▸ The problem
Going through the material below, please gather all lines with the word "label" in them.

______

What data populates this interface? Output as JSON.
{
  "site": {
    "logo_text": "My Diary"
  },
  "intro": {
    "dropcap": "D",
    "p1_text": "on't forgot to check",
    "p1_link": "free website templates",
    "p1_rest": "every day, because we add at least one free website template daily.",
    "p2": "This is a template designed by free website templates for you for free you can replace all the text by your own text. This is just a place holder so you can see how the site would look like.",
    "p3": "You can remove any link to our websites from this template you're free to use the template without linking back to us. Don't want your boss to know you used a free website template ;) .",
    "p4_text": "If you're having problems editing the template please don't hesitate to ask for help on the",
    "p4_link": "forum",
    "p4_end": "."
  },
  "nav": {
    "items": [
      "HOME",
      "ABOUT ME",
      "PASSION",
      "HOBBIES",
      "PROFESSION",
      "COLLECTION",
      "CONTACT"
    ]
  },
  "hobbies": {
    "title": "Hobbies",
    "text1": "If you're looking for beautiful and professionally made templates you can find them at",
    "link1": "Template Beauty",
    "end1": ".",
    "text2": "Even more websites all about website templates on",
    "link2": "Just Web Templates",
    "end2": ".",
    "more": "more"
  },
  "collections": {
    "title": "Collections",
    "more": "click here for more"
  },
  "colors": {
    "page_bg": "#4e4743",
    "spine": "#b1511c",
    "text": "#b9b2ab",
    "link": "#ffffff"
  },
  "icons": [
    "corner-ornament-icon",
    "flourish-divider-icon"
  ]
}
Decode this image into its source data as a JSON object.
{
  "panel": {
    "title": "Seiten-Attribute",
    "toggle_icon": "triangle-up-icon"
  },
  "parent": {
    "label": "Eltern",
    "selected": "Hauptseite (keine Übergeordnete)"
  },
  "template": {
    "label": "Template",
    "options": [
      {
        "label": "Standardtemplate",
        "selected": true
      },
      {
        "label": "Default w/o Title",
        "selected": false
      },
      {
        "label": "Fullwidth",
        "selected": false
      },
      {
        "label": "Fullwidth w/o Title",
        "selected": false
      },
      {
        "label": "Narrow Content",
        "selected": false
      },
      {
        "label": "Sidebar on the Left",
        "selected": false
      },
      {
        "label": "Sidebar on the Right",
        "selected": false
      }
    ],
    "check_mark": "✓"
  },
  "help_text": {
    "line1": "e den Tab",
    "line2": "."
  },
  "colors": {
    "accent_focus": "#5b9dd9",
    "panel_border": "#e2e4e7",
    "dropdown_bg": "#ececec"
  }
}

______

▸ Expected output
    "label": "Eltern",
    "label": "Template",
        "label": "Standardtemplate",
        "label": "Default w/o Title",
        "label": "Fullwidth",
        "label": "Fullwidth w/o Title",
        "label": "Narrow Content",
        "label": "Sidebar on the Left",
        "label": "Sidebar on the Right",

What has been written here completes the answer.